Exploring the unknown is part of the excitement of travelling, be it to a new city, province or country. While roaming unfamiliar streets, soaking up the atmosphere and listening to the music of a new language is fun. There are moments where you wished you had trawled the internet a bit better so you did not end up spending a lot of money on a dingy hotel room or a mediocre dinner. How easy would it be if you were able to ask someone who actually lives there for some advice?
Well, now you can. AskNative, an app developed by Egyptian entrepreneur Menem Ragab and his team allows you to ask all your questions and receive answers from locals that share their insider knowledge with you.
AskNative was conceived when Ragab was living in Sweden as an exchange student. “I was a workaholic and spent most of my time in the lab where I was working on a nanotechnology project. As my time in Stockholm started to come to an end I realised I knew nothing about the city and the culture I had lived in for all these months so I decided to stay a little longer and explore the city,” he said. “I asked around the lab for recommendations on where to go and people shared their knowledge with me and told me about the hidden gems that are very hard to find if you do not know the city.” Realising how valuable this advice was Ragab thought this would be a service that other travellers would appreciate too.
“I would like to see AskNative grow into a Wikipedia for language and culture,” Ragab said.
After returning to Cairo Ragab initiated some market research and realised AskNative was a viable business opportunity. “We started developing the app and we decided we did not want to launch until it functioned well. However, I kept over-thinking it and at some point we had to say it is good enough now, let’s launch,” he said. AskNative was launched in a basic version and accepted by Apple to be included in the App Store.
The initial reaction was very positive and the app was downloaded by people from all over the world, while several industry blogs and publications wrote about AskNative. “The first version was still quite basic and we did not make a lot of noise, we just wanted to see what the reaction would be. Luckily the response was very positive and we continued to develop the app,” Ragab said.

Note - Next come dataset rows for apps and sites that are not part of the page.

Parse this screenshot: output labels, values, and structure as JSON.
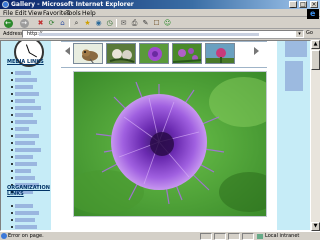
{
  "window": {
    "title": "Gallery - Microsoft Internet Explorer",
    "minimize": "_",
    "maximize": "□",
    "close": "×"
  },
  "menu": {
    "items": [
      "File",
      "Edit",
      "View",
      "Favorites",
      "Tools",
      "Help"
    ]
  },
  "toolbar": {
    "back": "←",
    "forward": "→",
    "stop": "✖",
    "refresh": "⟳",
    "home": "⌂",
    "search": "⌕",
    "favorites": "★",
    "media": "◉",
    "history": "◷",
    "mail": "✉",
    "print": "⎙",
    "edit": "✎",
    "discuss": "☐",
    "messenger": "☺"
  },
  "address": {
    "label": "Address",
    "url": "http://",
    "go": "Go",
    "dropdown": "▾"
  },
  "sidebar": {
    "media_heading": "MEDIA LINKS",
    "org_heading": "ORGANIZATION LINKS"
  },
  "statusbar": {
    "text": "Error on page.",
    "zone": "Local intranet"
  },
  "scrollbar": {
    "up": "▲",
    "down": "▼"
  }
}
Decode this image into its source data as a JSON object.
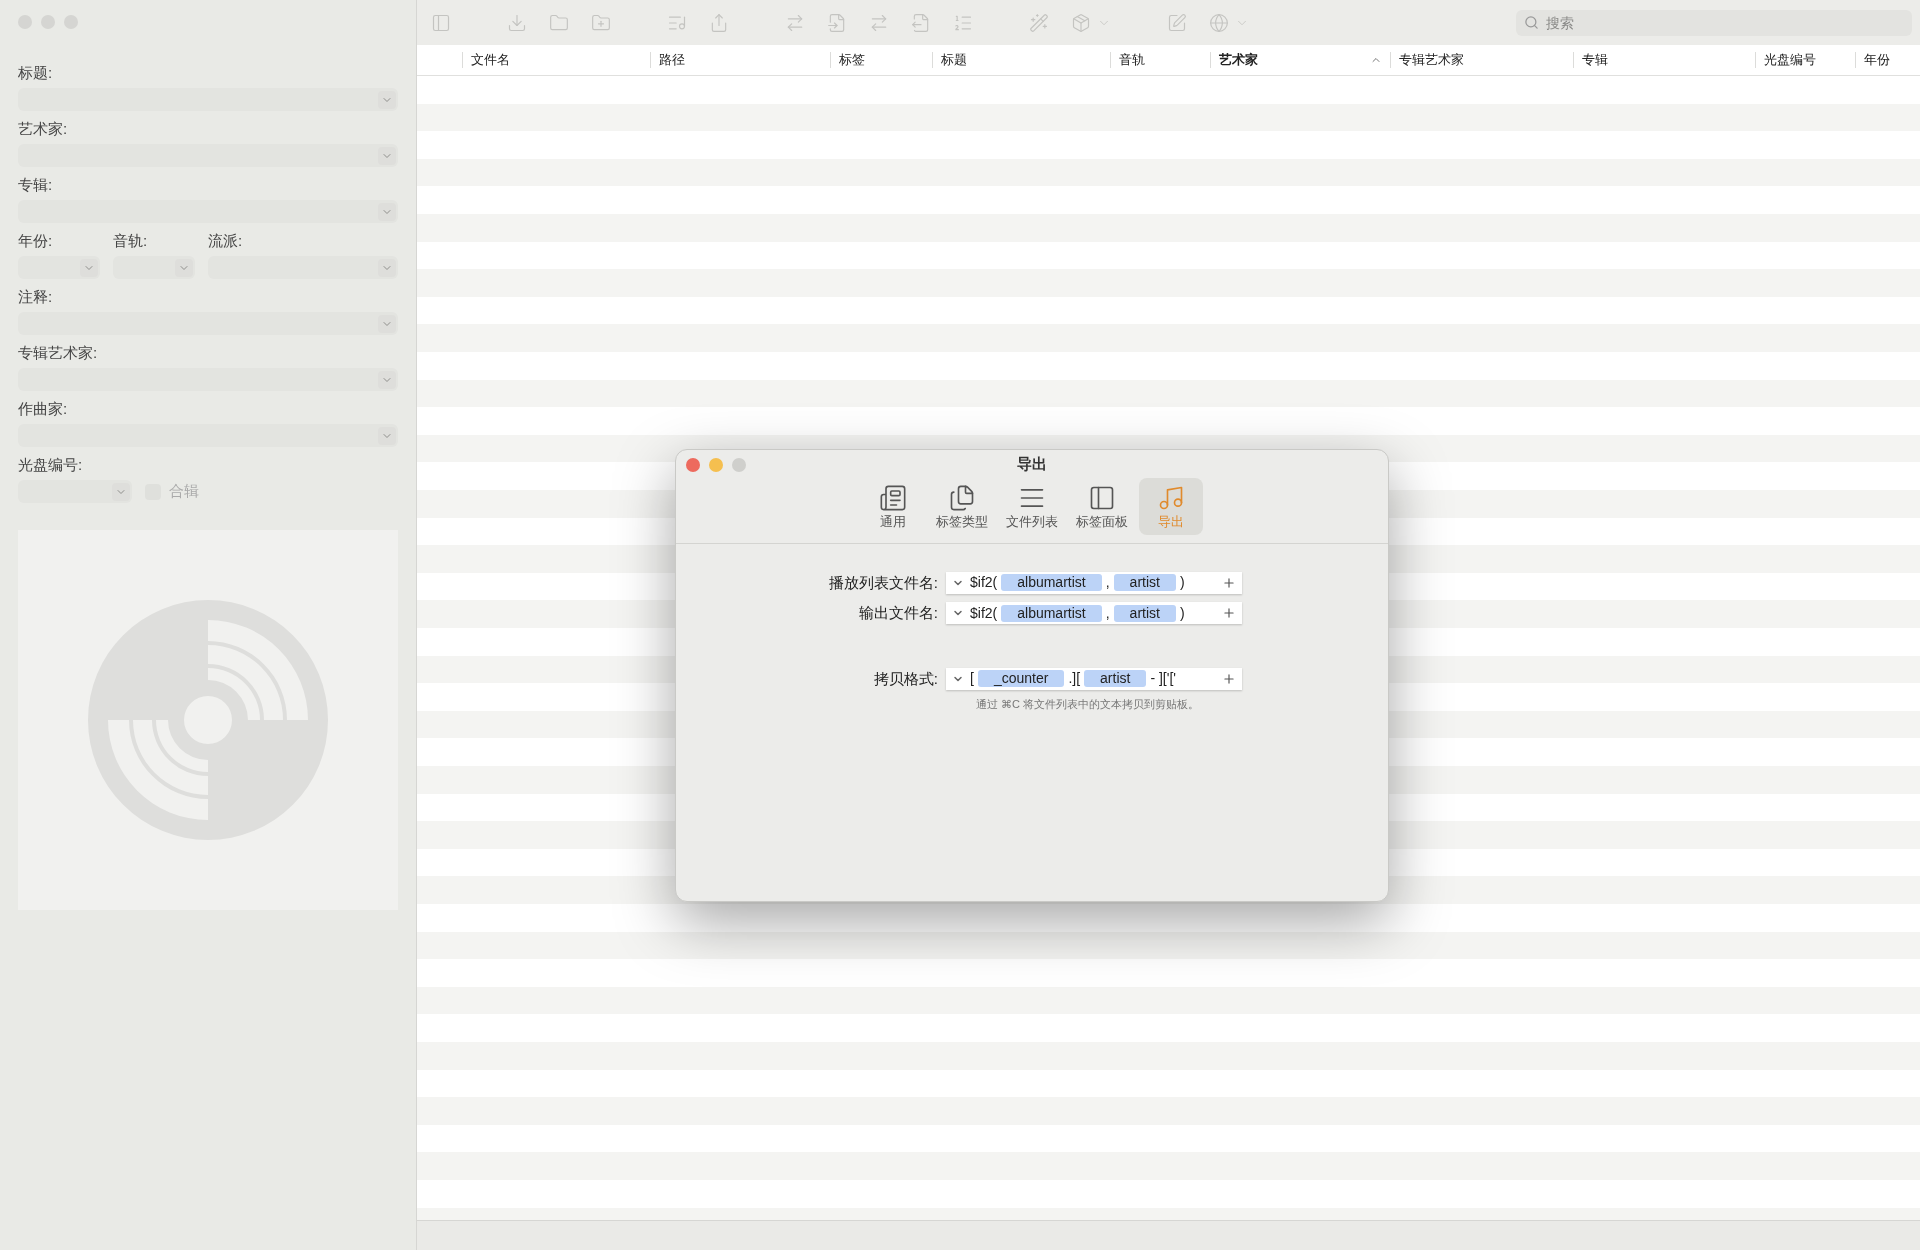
{
  "sidebar": {
    "rows": [
      {
        "fields": [
          {
            "label": "标题:"
          }
        ]
      },
      {
        "fields": [
          {
            "label": "艺术家:"
          }
        ]
      },
      {
        "fields": [
          {
            "label": "专辑:"
          }
        ]
      },
      {
        "fields": [
          {
            "label": "年份:"
          },
          {
            "label": "音轨:"
          },
          {
            "label": "流派:"
          }
        ]
      },
      {
        "fields": [
          {
            "label": "注释:"
          }
        ]
      },
      {
        "fields": [
          {
            "label": "专辑艺术家:"
          }
        ]
      },
      {
        "fields": [
          {
            "label": "作曲家:"
          }
        ]
      },
      {
        "fields": [
          {
            "label": "光盘编号:"
          }
        ],
        "checkbox": {
          "label": "合辑",
          "checked": false
        }
      }
    ]
  },
  "toolbar": {
    "search": {
      "placeholder": "搜索"
    }
  },
  "table": {
    "columns": [
      {
        "label": "文件名",
        "sorted": false
      },
      {
        "label": "路径",
        "sorted": false
      },
      {
        "label": "标签",
        "sorted": false
      },
      {
        "label": "标题",
        "sorted": false
      },
      {
        "label": "音轨",
        "sorted": false
      },
      {
        "label": "艺术家",
        "sorted": true
      },
      {
        "label": "专辑艺术家",
        "sorted": false
      },
      {
        "label": "专辑",
        "sorted": false
      },
      {
        "label": "光盘编号",
        "sorted": false
      },
      {
        "label": "年份",
        "sorted": false
      }
    ]
  },
  "dialog": {
    "title": "导出",
    "tabs": [
      {
        "label": "通用",
        "selected": false
      },
      {
        "label": "标签类型",
        "selected": false
      },
      {
        "label": "文件列表",
        "selected": false
      },
      {
        "label": "标签面板",
        "selected": false
      },
      {
        "label": "导出",
        "selected": true
      }
    ],
    "rows": [
      {
        "label": "播放列表文件名:",
        "tokens": [
          {
            "kind": "text",
            "text": "$if2("
          },
          {
            "kind": "token",
            "text": "albumartist"
          },
          {
            "kind": "text",
            "text": ","
          },
          {
            "kind": "token",
            "text": "artist"
          },
          {
            "kind": "text",
            "text": ")"
          }
        ]
      },
      {
        "label": "输出文件名:",
        "tokens": [
          {
            "kind": "text",
            "text": "$if2("
          },
          {
            "kind": "token",
            "text": "albumartist"
          },
          {
            "kind": "text",
            "text": ","
          },
          {
            "kind": "token",
            "text": "artist"
          },
          {
            "kind": "text",
            "text": ")"
          }
        ]
      },
      {
        "label": "拷贝格式:",
        "tokens": [
          {
            "kind": "text",
            "text": "["
          },
          {
            "kind": "token",
            "text": "_counter"
          },
          {
            "kind": "text",
            "text": ".]["
          },
          {
            "kind": "token",
            "text": "artist"
          },
          {
            "kind": "text",
            "text": "- ]['['"
          }
        ]
      }
    ],
    "hint": "通过 ⌘C 将文件列表中的文本拷贝到剪贴板。"
  }
}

What started as a one-man show has since grown into a fulltime job for Ragab and the team of five that works with him, and they have big plans for the future. “I would like to reach a million users in 2013, have ten million questions and tips featured on AskNative, and add two more apps related to travel and adventure to our portfolio,” Ragab said.
AskNative allows users to ask the questions that only a local can answer and compile all the information they need for their trip. The latest and full version of AskNative was launched a few days ago and is available to download for free.